▶ Input material
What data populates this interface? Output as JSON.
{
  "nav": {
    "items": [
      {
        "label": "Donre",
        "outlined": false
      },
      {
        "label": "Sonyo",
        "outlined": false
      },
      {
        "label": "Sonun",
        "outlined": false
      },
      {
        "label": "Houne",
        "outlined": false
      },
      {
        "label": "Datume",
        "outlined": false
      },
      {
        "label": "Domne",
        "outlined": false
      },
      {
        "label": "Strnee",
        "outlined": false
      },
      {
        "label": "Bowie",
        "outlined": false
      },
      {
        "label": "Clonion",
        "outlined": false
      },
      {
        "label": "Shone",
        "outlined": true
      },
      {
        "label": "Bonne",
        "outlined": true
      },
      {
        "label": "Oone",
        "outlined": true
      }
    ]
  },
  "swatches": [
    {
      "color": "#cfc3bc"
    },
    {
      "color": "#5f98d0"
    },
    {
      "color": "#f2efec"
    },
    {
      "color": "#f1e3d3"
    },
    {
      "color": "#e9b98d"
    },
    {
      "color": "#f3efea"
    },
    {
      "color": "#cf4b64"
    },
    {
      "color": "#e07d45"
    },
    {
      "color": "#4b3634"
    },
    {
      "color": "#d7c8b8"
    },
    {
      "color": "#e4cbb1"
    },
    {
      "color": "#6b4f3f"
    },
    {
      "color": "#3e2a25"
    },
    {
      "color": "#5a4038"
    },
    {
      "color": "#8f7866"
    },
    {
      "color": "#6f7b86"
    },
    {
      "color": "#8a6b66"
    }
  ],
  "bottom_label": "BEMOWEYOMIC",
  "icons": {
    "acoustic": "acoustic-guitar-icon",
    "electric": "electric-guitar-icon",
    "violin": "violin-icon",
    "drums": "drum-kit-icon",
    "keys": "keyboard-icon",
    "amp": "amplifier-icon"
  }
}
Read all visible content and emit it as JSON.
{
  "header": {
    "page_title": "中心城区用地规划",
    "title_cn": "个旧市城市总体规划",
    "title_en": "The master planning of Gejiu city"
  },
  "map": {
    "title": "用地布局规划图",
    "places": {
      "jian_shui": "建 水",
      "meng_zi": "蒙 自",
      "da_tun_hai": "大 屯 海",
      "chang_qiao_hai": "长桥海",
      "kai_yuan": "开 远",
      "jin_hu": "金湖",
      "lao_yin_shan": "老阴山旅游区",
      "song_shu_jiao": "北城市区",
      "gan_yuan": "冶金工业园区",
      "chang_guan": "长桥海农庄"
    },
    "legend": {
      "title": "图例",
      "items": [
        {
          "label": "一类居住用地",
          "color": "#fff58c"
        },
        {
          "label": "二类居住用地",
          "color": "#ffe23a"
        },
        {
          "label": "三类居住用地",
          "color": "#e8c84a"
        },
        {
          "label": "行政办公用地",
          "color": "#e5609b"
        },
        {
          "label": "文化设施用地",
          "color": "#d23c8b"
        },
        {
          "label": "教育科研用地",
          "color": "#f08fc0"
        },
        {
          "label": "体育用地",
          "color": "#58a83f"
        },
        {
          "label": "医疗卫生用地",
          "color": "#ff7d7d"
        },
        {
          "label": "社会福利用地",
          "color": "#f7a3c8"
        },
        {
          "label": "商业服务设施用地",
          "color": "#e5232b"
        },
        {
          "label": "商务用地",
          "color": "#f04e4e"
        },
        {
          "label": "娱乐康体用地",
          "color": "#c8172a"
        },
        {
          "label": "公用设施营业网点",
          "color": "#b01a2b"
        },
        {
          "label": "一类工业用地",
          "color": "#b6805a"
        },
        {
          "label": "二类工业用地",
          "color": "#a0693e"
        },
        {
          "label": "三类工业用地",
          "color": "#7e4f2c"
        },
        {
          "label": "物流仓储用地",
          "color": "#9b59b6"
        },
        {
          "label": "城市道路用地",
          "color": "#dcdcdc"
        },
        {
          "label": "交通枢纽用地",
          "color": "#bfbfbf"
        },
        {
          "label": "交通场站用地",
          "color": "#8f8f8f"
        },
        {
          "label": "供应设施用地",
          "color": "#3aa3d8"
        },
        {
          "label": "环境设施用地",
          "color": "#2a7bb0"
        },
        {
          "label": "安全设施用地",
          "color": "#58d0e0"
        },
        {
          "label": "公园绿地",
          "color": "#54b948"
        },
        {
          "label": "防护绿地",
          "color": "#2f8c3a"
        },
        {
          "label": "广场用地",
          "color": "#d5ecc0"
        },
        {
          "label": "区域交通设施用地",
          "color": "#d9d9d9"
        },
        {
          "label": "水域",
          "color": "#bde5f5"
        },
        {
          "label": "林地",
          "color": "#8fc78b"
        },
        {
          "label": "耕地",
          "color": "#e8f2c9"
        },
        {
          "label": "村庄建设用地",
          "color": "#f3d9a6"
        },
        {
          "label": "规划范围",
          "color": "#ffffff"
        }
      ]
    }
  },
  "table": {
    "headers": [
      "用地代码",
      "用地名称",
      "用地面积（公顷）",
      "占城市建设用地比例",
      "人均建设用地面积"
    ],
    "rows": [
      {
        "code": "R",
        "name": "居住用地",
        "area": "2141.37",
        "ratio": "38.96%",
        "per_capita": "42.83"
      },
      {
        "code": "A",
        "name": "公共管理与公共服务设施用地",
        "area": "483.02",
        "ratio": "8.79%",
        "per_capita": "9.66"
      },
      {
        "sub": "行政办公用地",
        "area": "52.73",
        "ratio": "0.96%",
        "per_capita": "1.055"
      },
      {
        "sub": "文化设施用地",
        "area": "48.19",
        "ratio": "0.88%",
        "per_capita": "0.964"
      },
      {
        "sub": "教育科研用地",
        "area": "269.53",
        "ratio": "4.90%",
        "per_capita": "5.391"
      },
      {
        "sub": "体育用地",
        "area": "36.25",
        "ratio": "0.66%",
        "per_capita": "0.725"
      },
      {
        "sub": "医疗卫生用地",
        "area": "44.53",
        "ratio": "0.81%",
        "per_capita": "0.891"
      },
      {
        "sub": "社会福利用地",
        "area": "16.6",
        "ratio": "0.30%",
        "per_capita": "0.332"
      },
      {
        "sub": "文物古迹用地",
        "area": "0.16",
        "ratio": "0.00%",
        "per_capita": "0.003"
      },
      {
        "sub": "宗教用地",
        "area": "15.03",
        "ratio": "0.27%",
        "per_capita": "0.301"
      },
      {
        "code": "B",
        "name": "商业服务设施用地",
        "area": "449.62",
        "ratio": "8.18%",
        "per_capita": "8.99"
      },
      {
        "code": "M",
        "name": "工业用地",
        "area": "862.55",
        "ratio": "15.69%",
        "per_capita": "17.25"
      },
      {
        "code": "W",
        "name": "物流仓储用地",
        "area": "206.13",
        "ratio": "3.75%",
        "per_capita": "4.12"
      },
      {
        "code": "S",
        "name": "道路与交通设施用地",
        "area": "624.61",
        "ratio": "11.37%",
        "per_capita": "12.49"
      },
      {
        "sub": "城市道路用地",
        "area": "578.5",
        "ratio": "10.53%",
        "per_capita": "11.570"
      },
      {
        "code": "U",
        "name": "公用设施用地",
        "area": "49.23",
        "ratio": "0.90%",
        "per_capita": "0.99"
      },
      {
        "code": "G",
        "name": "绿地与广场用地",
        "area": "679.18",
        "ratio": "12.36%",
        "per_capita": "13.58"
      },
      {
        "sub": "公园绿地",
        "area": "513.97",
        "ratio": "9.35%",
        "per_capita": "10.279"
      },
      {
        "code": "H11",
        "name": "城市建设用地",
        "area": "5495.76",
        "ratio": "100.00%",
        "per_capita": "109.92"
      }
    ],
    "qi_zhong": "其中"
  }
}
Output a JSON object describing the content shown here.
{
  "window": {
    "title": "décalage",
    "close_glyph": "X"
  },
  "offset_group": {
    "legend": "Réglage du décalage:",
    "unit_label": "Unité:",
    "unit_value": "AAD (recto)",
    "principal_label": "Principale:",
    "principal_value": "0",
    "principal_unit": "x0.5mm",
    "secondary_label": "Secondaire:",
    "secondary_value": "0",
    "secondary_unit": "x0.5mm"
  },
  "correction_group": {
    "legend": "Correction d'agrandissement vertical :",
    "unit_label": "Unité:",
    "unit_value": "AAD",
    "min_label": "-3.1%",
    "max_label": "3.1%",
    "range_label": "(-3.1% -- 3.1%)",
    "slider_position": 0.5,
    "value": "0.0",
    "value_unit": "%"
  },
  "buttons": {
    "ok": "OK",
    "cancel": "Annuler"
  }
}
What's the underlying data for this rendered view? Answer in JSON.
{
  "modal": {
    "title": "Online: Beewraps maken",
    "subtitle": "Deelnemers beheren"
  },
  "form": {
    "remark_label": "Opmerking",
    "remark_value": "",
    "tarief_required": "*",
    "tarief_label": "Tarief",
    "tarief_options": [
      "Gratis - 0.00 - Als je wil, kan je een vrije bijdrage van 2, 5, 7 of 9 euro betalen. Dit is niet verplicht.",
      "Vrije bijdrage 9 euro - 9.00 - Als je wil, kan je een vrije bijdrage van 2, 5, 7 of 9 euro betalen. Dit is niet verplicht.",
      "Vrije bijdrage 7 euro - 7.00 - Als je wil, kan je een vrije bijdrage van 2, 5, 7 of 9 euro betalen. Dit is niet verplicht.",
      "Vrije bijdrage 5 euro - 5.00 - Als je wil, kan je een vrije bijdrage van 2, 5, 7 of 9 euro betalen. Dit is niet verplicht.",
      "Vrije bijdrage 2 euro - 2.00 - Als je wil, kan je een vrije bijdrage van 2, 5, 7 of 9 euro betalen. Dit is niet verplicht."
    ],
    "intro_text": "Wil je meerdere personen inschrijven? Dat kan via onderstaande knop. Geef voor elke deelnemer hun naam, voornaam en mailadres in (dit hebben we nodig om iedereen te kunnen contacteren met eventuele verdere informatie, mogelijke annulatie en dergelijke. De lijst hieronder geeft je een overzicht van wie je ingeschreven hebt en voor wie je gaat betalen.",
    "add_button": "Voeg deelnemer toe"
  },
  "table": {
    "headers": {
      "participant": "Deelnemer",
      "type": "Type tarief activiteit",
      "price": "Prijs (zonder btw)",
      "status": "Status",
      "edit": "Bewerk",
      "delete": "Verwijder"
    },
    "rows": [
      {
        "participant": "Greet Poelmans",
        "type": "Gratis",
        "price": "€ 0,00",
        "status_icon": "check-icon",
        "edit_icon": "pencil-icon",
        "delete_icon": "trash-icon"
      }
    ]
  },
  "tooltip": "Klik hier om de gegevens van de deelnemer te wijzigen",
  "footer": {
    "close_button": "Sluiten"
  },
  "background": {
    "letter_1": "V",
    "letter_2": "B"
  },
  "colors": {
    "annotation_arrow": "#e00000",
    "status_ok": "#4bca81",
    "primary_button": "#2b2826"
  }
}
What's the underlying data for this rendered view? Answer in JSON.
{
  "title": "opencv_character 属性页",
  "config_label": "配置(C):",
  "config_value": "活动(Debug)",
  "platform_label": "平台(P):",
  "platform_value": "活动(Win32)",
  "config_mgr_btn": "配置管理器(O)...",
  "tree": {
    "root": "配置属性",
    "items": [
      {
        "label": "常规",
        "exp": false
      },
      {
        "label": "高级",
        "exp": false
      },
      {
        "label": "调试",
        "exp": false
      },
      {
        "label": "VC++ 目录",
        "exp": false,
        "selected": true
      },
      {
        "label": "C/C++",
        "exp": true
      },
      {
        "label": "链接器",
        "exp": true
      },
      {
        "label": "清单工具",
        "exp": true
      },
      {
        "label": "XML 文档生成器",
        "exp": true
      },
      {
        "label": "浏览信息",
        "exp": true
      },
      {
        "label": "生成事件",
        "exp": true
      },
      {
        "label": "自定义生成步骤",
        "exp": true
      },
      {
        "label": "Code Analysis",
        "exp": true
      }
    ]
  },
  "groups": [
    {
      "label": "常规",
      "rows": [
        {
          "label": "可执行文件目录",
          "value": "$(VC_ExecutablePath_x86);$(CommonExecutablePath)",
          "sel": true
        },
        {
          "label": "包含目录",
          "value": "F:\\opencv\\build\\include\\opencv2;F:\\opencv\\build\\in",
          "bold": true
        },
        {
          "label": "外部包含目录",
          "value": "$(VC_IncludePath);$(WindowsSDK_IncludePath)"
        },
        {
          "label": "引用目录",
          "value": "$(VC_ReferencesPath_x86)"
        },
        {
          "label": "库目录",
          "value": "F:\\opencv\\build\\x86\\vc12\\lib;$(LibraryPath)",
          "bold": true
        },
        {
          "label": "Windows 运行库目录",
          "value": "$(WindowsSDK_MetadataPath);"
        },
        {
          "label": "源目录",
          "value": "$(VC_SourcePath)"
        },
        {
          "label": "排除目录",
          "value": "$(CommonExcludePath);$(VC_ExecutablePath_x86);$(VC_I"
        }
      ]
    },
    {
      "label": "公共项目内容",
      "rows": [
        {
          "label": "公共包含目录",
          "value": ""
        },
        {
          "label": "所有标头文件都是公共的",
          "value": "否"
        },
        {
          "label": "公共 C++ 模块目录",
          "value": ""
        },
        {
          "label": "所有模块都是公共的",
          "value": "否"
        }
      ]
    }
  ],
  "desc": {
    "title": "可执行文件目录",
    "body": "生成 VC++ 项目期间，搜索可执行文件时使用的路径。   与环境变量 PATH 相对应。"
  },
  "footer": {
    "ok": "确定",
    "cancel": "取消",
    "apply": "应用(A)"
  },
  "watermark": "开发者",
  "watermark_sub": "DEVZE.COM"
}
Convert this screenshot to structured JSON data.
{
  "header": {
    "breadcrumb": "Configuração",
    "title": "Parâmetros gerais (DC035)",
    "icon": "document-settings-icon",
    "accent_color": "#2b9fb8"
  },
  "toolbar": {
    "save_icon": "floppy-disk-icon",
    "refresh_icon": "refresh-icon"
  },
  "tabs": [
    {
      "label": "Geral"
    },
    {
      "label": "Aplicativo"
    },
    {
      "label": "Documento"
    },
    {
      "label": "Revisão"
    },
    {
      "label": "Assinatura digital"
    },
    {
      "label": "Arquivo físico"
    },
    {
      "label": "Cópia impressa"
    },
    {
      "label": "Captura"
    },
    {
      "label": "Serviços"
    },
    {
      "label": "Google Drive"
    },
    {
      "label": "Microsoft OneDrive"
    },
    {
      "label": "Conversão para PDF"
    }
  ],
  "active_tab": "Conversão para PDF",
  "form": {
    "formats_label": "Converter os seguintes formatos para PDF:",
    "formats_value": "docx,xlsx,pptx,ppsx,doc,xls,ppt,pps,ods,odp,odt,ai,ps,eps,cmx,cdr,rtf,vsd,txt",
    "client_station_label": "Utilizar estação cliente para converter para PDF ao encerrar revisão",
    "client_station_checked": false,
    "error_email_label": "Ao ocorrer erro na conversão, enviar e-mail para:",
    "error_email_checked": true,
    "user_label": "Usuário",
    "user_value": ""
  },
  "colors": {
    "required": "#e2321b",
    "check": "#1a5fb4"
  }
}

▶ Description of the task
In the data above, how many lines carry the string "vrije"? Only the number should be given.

▶ Written reply
5